Top of Excerpted records

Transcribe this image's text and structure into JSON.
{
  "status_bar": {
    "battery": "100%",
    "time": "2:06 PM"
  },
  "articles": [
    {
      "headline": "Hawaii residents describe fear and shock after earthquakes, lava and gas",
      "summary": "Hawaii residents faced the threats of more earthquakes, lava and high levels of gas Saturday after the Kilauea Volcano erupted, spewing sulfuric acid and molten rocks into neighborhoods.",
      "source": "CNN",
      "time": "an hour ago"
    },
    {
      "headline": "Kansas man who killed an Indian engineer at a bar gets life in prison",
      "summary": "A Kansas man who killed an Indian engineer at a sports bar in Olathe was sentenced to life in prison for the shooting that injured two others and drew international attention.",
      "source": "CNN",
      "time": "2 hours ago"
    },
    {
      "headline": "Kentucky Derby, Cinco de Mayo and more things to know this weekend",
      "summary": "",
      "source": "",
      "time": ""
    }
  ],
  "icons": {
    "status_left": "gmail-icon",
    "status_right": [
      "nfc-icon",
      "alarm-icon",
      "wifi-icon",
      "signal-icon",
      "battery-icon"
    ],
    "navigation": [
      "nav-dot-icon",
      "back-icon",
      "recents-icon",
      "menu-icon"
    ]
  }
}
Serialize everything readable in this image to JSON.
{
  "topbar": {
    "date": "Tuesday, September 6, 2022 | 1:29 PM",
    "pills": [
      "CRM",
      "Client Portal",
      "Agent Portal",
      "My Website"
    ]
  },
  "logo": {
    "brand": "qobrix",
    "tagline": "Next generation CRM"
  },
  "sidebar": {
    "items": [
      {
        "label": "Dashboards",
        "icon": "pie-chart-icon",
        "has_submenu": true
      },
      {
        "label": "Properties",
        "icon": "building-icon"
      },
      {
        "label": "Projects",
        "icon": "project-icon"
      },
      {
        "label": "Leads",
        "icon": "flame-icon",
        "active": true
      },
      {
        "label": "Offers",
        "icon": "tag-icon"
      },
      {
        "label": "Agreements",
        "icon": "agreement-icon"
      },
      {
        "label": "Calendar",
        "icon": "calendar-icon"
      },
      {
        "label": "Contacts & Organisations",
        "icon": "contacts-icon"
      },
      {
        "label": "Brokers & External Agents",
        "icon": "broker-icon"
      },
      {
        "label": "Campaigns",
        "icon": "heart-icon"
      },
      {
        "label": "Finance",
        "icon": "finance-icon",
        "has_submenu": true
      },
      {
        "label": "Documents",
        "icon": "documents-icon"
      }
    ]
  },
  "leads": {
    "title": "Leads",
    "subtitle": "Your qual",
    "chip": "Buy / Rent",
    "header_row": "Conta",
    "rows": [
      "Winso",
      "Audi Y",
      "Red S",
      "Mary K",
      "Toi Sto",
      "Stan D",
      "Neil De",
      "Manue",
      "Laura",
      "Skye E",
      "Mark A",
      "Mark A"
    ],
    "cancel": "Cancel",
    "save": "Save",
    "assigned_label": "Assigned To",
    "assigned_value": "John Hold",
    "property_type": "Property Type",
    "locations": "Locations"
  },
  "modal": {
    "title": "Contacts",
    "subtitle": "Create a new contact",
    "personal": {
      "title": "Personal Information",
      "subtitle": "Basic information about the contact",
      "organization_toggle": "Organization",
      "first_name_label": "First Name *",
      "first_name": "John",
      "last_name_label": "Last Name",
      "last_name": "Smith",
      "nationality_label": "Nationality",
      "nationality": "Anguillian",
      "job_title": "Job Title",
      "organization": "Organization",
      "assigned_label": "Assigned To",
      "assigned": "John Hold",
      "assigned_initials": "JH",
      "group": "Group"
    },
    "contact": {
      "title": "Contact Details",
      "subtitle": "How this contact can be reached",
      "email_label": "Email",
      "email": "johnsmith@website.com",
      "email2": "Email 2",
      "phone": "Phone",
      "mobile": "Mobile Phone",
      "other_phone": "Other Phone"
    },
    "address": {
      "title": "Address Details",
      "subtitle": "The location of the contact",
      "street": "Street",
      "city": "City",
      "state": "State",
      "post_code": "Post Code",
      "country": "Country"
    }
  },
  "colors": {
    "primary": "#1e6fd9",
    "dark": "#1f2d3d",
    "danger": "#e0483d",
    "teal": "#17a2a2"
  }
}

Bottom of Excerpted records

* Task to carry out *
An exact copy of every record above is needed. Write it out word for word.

* Your solution *
Transcribe this image's text and structure into JSON.
{
  "status_bar": {
    "battery": "100%",
    "time": "2:06 PM"
  },
  "articles": [
    {
      "headline": "Hawaii residents describe fear and shock after earthquakes, lava and gas",
      "summary": "Hawaii residents faced the threats of more earthquakes, lava and high levels of gas Saturday after the Kilauea Volcano erupted, spewing sulfuric acid and molten rocks into neighborhoods.",
      "source": "CNN",
      "time": "an hour ago"
    },
    {
      "headline": "Kansas man who killed an Indian engineer at a bar gets life in prison",
      "summary": "A Kansas man who killed an Indian engineer at a sports bar in Olathe was sentenced to life in prison for the shooting that injured two others and drew international attention.",
      "source": "CNN",
      "time": "2 hours ago"
    },
    {
      "headline": "Kentucky Derby, Cinco de Mayo and more things to know this weekend",
      "summary": "",
      "source": "",
      "time": ""
    }
  ],
  "icons": {
    "status_left": "gmail-icon",
    "status_right": [
      "nfc-icon",
      "alarm-icon",
      "wifi-icon",
      "signal-icon",
      "battery-icon"
    ],
    "navigation": [
      "nav-dot-icon",
      "back-icon",
      "recents-icon",
      "menu-icon"
    ]
  }
}
Serialize everything readable in this image to JSON.
{
  "topbar": {
    "date": "Tuesday, September 6, 2022 | 1:29 PM",
    "pills": [
      "CRM",
      "Client Portal",
      "Agent Portal",
      "My Website"
    ]
  },
  "logo": {
    "brand": "qobrix",
    "tagline": "Next generation CRM"
  },
  "sidebar": {
    "items": [
      {
        "label": "Dashboards",
        "icon": "pie-chart-icon",
        "has_submenu": true
      },
      {
        "label": "Properties",
        "icon": "building-icon"
      },
      {
        "label": "Projects",
        "icon": "project-icon"
      },
      {
        "label": "Leads",
        "icon": "flame-icon",
        "active": true
      },
      {
        "label": "Offers",
        "icon": "tag-icon"
      },
      {
        "label": "Agreements",
        "icon": "agreement-icon"
      },
      {
        "label": "Calendar",
        "icon": "calendar-icon"
      },
      {
        "label": "Contacts & Organisations",
        "icon": "contacts-icon"
      },
      {
        "label": "Brokers & External Agents",
        "icon": "broker-icon"
      },
      {
        "label": "Campaigns",
        "icon": "heart-icon"
      },
      {
        "label": "Finance",
        "icon": "finance-icon",
        "has_submenu": true
      },
      {
        "label": "Documents",
        "icon": "documents-icon"
      }
    ]
  },
  "leads": {
    "title": "Leads",
    "subtitle": "Your qual",
    "chip": "Buy / Rent",
    "header_row": "Conta",
    "rows": [
      "Winso",
      "Audi Y",
      "Red S",
      "Mary K",
      "Toi Sto",
      "Stan D",
      "Neil De",
      "Manue",
      "Laura",
      "Skye E",
      "Mark A",
      "Mark A"
    ],
    "cancel": "Cancel",
    "save": "Save",
    "assigned_label": "Assigned To",
    "assigned_value": "John Hold",
    "property_type": "Property Type",
    "locations": "Locations"
  },
  "modal": {
    "title": "Contacts",
    "subtitle": "Create a new contact",
    "personal": {
      "title": "Personal Information",
      "subtitle": "Basic information about the contact",
      "organization_toggle": "Organization",
      "first_name_label": "First Name *",
      "first_name": "John",
      "last_name_label": "Last Name",
      "last_name": "Smith",
      "nationality_label": "Nationality",
      "nationality": "Anguillian",
      "job_title": "Job Title",
      "organization": "Organization",
      "assigned_label": "Assigned To",
      "assigned": "John Hold",
      "assigned_initials": "JH",
      "group": "Group"
    },
    "contact": {
      "title": "Contact Details",
      "subtitle": "How this contact can be reached",
      "email_label": "Email",
      "email": "johnsmith@website.com",
      "email2": "Email 2",
      "phone": "Phone",
      "mobile": "Mobile Phone",
      "other_phone": "Other Phone"
    },
    "address": {
      "title": "Address Details",
      "subtitle": "The location of the contact",
      "street": "Street",
      "city": "City",
      "state": "State",
      "post_code": "Post Code",
      "country": "Country"
    }
  },
  "colors": {
    "primary": "#1e6fd9",
    "dark": "#1f2d3d",
    "danger": "#e0483d",
    "teal": "#17a2a2"
  }
}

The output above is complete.